+++ Data records
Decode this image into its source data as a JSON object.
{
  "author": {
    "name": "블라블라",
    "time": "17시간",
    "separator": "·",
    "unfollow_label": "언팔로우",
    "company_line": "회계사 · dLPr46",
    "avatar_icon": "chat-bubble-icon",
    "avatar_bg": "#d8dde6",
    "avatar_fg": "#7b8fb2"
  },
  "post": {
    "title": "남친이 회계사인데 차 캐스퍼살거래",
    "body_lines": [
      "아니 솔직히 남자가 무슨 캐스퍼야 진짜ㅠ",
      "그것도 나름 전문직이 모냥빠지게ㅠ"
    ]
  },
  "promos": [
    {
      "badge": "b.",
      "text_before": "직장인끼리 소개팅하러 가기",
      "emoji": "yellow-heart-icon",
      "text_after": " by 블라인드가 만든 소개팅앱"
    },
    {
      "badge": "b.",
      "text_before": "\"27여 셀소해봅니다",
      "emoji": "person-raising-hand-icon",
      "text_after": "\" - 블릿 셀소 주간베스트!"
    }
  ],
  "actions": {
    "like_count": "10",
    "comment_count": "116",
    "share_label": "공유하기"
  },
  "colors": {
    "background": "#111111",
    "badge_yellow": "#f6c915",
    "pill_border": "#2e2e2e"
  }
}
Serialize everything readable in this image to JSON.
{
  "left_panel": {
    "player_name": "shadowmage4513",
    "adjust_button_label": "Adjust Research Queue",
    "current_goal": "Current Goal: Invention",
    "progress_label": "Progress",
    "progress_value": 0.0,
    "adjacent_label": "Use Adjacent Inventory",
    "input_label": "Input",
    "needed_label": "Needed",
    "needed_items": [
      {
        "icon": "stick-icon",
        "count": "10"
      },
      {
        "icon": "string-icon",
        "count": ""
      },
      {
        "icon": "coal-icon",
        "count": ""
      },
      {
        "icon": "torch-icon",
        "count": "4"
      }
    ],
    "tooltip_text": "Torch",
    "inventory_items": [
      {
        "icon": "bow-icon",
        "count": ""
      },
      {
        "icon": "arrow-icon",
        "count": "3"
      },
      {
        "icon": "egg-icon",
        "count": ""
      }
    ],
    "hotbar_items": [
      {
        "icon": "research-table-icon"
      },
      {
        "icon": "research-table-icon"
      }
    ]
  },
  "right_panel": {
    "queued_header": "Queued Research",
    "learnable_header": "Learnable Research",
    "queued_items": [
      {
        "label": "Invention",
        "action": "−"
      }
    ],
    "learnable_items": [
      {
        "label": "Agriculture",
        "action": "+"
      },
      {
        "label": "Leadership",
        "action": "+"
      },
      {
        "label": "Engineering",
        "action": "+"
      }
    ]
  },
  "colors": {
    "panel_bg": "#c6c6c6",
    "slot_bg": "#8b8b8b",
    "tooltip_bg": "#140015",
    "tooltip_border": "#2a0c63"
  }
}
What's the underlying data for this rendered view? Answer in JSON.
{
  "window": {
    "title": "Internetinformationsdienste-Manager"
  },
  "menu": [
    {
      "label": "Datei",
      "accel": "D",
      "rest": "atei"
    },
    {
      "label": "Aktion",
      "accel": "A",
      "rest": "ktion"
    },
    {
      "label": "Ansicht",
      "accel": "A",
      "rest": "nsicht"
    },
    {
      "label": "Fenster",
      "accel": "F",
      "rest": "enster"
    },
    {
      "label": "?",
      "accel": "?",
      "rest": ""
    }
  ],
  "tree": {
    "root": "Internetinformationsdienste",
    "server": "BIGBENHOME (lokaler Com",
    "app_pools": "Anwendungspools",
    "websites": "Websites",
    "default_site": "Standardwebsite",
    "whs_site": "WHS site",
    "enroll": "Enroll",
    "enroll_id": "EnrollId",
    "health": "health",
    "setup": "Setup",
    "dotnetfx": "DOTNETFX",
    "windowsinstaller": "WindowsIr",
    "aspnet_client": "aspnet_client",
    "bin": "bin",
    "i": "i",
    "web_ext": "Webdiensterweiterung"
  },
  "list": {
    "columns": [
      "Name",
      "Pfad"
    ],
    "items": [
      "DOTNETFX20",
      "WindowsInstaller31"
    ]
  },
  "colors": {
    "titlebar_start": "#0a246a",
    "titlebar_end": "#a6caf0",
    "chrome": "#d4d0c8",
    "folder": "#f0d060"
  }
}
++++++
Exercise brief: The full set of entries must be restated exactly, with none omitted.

Answer space:
Decode this image into its source data as a JSON object.
{
  "author": {
    "name": "블라블라",
    "time": "17시간",
    "separator": "·",
    "unfollow_label": "언팔로우",
    "company_line": "회계사 · dLPr46",
    "avatar_icon": "chat-bubble-icon",
    "avatar_bg": "#d8dde6",
    "avatar_fg": "#7b8fb2"
  },
  "post": {
    "title": "남친이 회계사인데 차 캐스퍼살거래",
    "body_lines": [
      "아니 솔직히 남자가 무슨 캐스퍼야 진짜ㅠ",
      "그것도 나름 전문직이 모냥빠지게ㅠ"
    ]
  },
  "promos": [
    {
      "badge": "b.",
      "text_before": "직장인끼리 소개팅하러 가기",
      "emoji": "yellow-heart-icon",
      "text_after": " by 블라인드가 만든 소개팅앱"
    },
    {
      "badge": "b.",
      "text_before": "\"27여 셀소해봅니다",
      "emoji": "person-raising-hand-icon",
      "text_after": "\" - 블릿 셀소 주간베스트!"
    }
  ],
  "actions": {
    "like_count": "10",
    "comment_count": "116",
    "share_label": "공유하기"
  },
  "colors": {
    "background": "#111111",
    "badge_yellow": "#f6c915",
    "pill_border": "#2e2e2e"
  }
}
Serialize everything readable in this image to JSON.
{
  "left_panel": {
    "player_name": "shadowmage4513",
    "adjust_button_label": "Adjust Research Queue",
    "current_goal": "Current Goal: Invention",
    "progress_label": "Progress",
    "progress_value": 0.0,
    "adjacent_label": "Use Adjacent Inventory",
    "input_label": "Input",
    "needed_label": "Needed",
    "needed_items": [
      {
        "icon": "stick-icon",
        "count": "10"
      },
      {
        "icon": "string-icon",
        "count": ""
      },
      {
        "icon": "coal-icon",
        "count": ""
      },
      {
        "icon": "torch-icon",
        "count": "4"
      }
    ],
    "tooltip_text": "Torch",
    "inventory_items": [
      {
        "icon": "bow-icon",
        "count": ""
      },
      {
        "icon": "arrow-icon",
        "count": "3"
      },
      {
        "icon": "egg-icon",
        "count": ""
      }
    ],
    "hotbar_items": [
      {
        "icon": "research-table-icon"
      },
      {
        "icon": "research-table-icon"
      }
    ]
  },
  "right_panel": {
    "queued_header": "Queued Research",
    "learnable_header": "Learnable Research",
    "queued_items": [
      {
        "label": "Invention",
        "action": "−"
      }
    ],
    "learnable_items": [
      {
        "label": "Agriculture",
        "action": "+"
      },
      {
        "label": "Leadership",
        "action": "+"
      },
      {
        "label": "Engineering",
        "action": "+"
      }
    ]
  },
  "colors": {
    "panel_bg": "#c6c6c6",
    "slot_bg": "#8b8b8b",
    "tooltip_bg": "#140015",
    "tooltip_border": "#2a0c63"
  }
}
What's the underlying data for this rendered view? Answer in JSON.
{
  "window": {
    "title": "Internetinformationsdienste-Manager"
  },
  "menu": [
    {
      "label": "Datei",
      "accel": "D",
      "rest": "atei"
    },
    {
      "label": "Aktion",
      "accel": "A",
      "rest": "ktion"
    },
    {
      "label": "Ansicht",
      "accel": "A",
      "rest": "nsicht"
    },
    {
      "label": "Fenster",
      "accel": "F",
      "rest": "enster"
    },
    {
      "label": "?",
      "accel": "?",
      "rest": ""
    }
  ],
  "tree": {
    "root": "Internetinformationsdienste",
    "server": "BIGBENHOME (lokaler Com",
    "app_pools": "Anwendungspools",
    "websites": "Websites",
    "default_site": "Standardwebsite",
    "whs_site": "WHS site",
    "enroll": "Enroll",
    "enroll_id": "EnrollId",
    "health": "health",
    "setup": "Setup",
    "dotnetfx": "DOTNETFX",
    "windowsinstaller": "WindowsIr",
    "aspnet_client": "aspnet_client",
    "bin": "bin",
    "i": "i",
    "web_ext": "Webdiensterweiterung"
  },
  "list": {
    "columns": [
      "Name",
      "Pfad"
    ],
    "items": [
      "DOTNETFX20",
      "WindowsInstaller31"
    ]
  },
  "colors": {
    "titlebar_start": "#0a246a",
    "titlebar_end": "#a6caf0",
    "chrome": "#d4d0c8",
    "folder": "#f0d060"
  }
}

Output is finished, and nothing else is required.